ABOUT THIS TASK: Return the number of lines below that contain "address"; nothing else belongs in the reply.

SOURCE DATA:
===

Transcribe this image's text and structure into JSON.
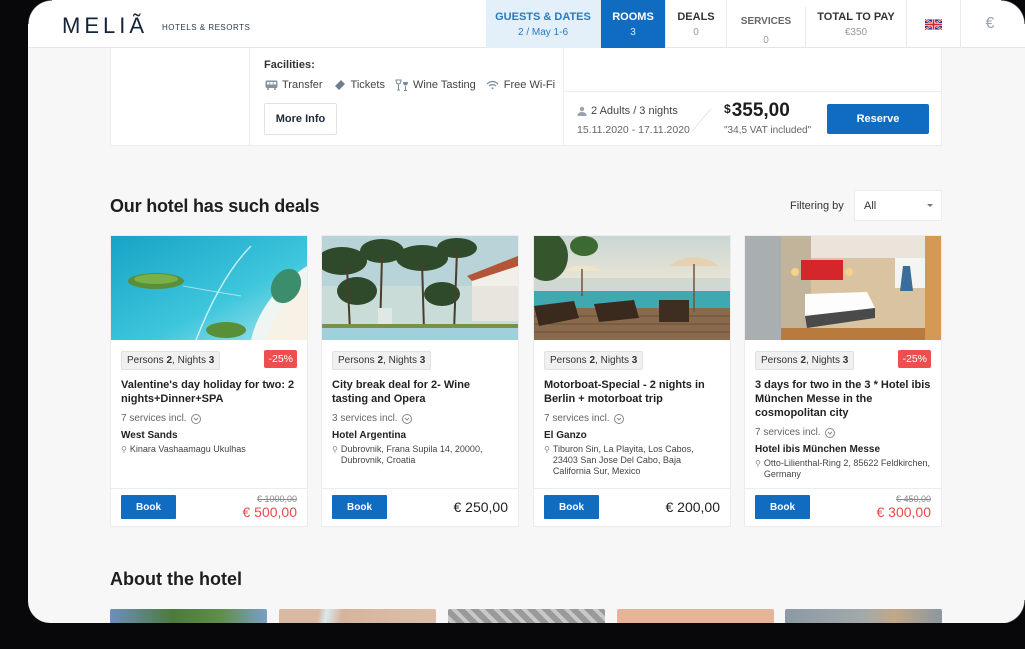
{
  "header": {
    "logo": "MELIÃ",
    "logo_sub": "HOTELS & RESORTS",
    "nav": [
      {
        "label": "GUESTS & DATES",
        "sub": "2 / May 1-6",
        "state": "visited"
      },
      {
        "label": "ROOMS",
        "sub": "3",
        "state": "active"
      },
      {
        "label": "DEALS",
        "sub": "0",
        "state": "default"
      },
      {
        "label": "SERVICES",
        "sub": "0",
        "state": "default"
      },
      {
        "label": "TOTAL TO PAY",
        "sub": "€350",
        "state": "default"
      }
    ],
    "language_icon": "uk-flag-icon",
    "currency_symbol": "€"
  },
  "room": {
    "facilities_label": "Facilities:",
    "facilities": [
      {
        "icon": "bus-icon",
        "label": "Transfer"
      },
      {
        "icon": "ticket-icon",
        "label": "Tickets"
      },
      {
        "icon": "wine-glasses-icon",
        "label": "Wine Tasting"
      },
      {
        "icon": "wifi-icon",
        "label": "Free Wi-Fi"
      }
    ],
    "more_info_label": "More Info",
    "guests": "2 Adults / 3 nights",
    "dates": "15.11.2020 - 17.11.2020",
    "currency": "$",
    "price": "355,00",
    "vat": "\"34,5 VAT included\"",
    "reserve_label": "Reserve"
  },
  "deals": {
    "title": "Our hotel has such deals",
    "filter_label": "Filtering by",
    "filter_value": "All",
    "cards": [
      {
        "persons_label": "Persons",
        "persons": "2",
        "nights_label": "Nights",
        "nights": "3",
        "discount": "-25%",
        "title": "Valentine's day holiday for two: 2 nights+Dinner+SPA",
        "services": "7 services incl.",
        "hotel": "West Sands",
        "address": "Kinara Vashaamagu Ukulhas",
        "book_label": "Book",
        "old_price": "€ 1000,00",
        "price": "€ 500,00",
        "image": "aerial-islands"
      },
      {
        "persons_label": "Persons",
        "persons": "2",
        "nights_label": "Nights",
        "nights": "3",
        "discount": "",
        "title": "City break deal for 2- Wine tasting and Opera",
        "services": "3 services incl.",
        "hotel": "Hotel Argentina",
        "address": "Dubrovnik, Frana Supila 14, 20000, Dubrovnik, Croatia",
        "book_label": "Book",
        "old_price": "",
        "price": "€ 250,00",
        "image": "palm-resort"
      },
      {
        "persons_label": "Persons",
        "persons": "2",
        "nights_label": "Nights",
        "nights": "3",
        "discount": "",
        "title": "Motorboat-Special - 2 nights in Berlin + motorboat trip",
        "services": "7 services incl.",
        "hotel": "El Ganzo",
        "address": "Tiburon Sin, La Playita, Los Cabos, 23403 San Jose Del Cabo, Baja California Sur, Mexico",
        "book_label": "Book",
        "old_price": "",
        "price": "€ 200,00",
        "image": "pool-deck"
      },
      {
        "persons_label": "Persons",
        "persons": "2",
        "nights_label": "Nights",
        "nights": "3",
        "discount": "-25%",
        "title": "3 days for two in the 3 * Hotel ibis München Messe in the cosmopolitan city",
        "services": "7 services incl.",
        "hotel": "Hotel ibis München Messe",
        "address": "Otto-Lilienthal-Ring 2, 85622 Feldkirchen, Germany",
        "book_label": "Book",
        "old_price": "€ 450,00",
        "price": "€ 300,00",
        "image": "hotel-room"
      }
    ]
  },
  "about": {
    "title": "About the hotel"
  },
  "colors": {
    "primary": "#0f6cc1",
    "nav_visited_bg": "#e3f0f9",
    "discount": "#ef4e4e",
    "sale_price": "#e94b4b"
  }
}
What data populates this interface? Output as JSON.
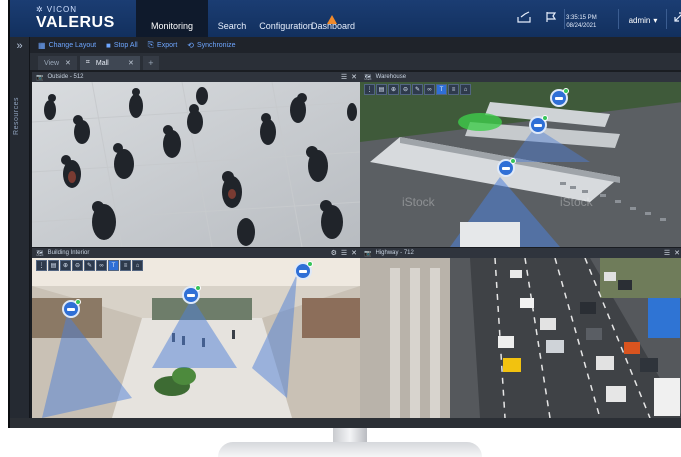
{
  "app": {
    "brand": "VICON",
    "product": "VALERUS"
  },
  "nav": {
    "tabs": [
      {
        "label": "Monitoring",
        "active": true
      },
      {
        "label": "Search",
        "active": false
      },
      {
        "label": "Configuration",
        "active": false
      },
      {
        "label": "Dashboard",
        "active": false
      }
    ]
  },
  "status": {
    "time": "3:35:15 PM",
    "date": "08/24/2021",
    "user": "admin"
  },
  "rail": {
    "label": "Resources"
  },
  "toolbar": {
    "change_layout": "Change Layout",
    "stop_all": "Stop All",
    "export": "Export",
    "synchronize": "Synchronize"
  },
  "view_tabs": [
    {
      "label": "View"
    },
    {
      "label": "Mall"
    }
  ],
  "panes": {
    "outside": {
      "title": "Outside - 512"
    },
    "warehouse": {
      "title": "Warehouse"
    },
    "building": {
      "title": "Building Interior"
    },
    "highway": {
      "title": "Highway - 712"
    }
  },
  "colors": {
    "accent": "#2f6fd6",
    "topbar": "#1b3d73",
    "online_dot": "#38c45a",
    "warning": "#f18a2b"
  },
  "watermark": "iStock"
}
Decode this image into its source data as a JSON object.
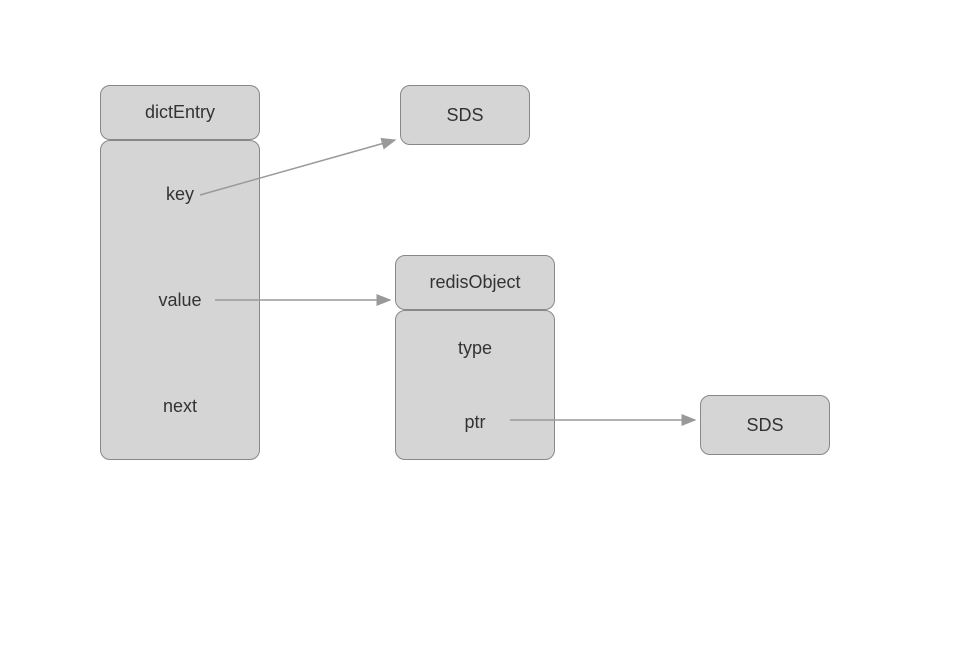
{
  "dictEntry": {
    "header": "dictEntry",
    "field1": "key",
    "field2": "value",
    "field3": "next"
  },
  "sds1": {
    "label": "SDS"
  },
  "redisObject": {
    "header": "redisObject",
    "field1": "type",
    "field2": "ptr"
  },
  "sds2": {
    "label": "SDS"
  }
}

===

RESPONSE FOR THIS EXERCISE: 4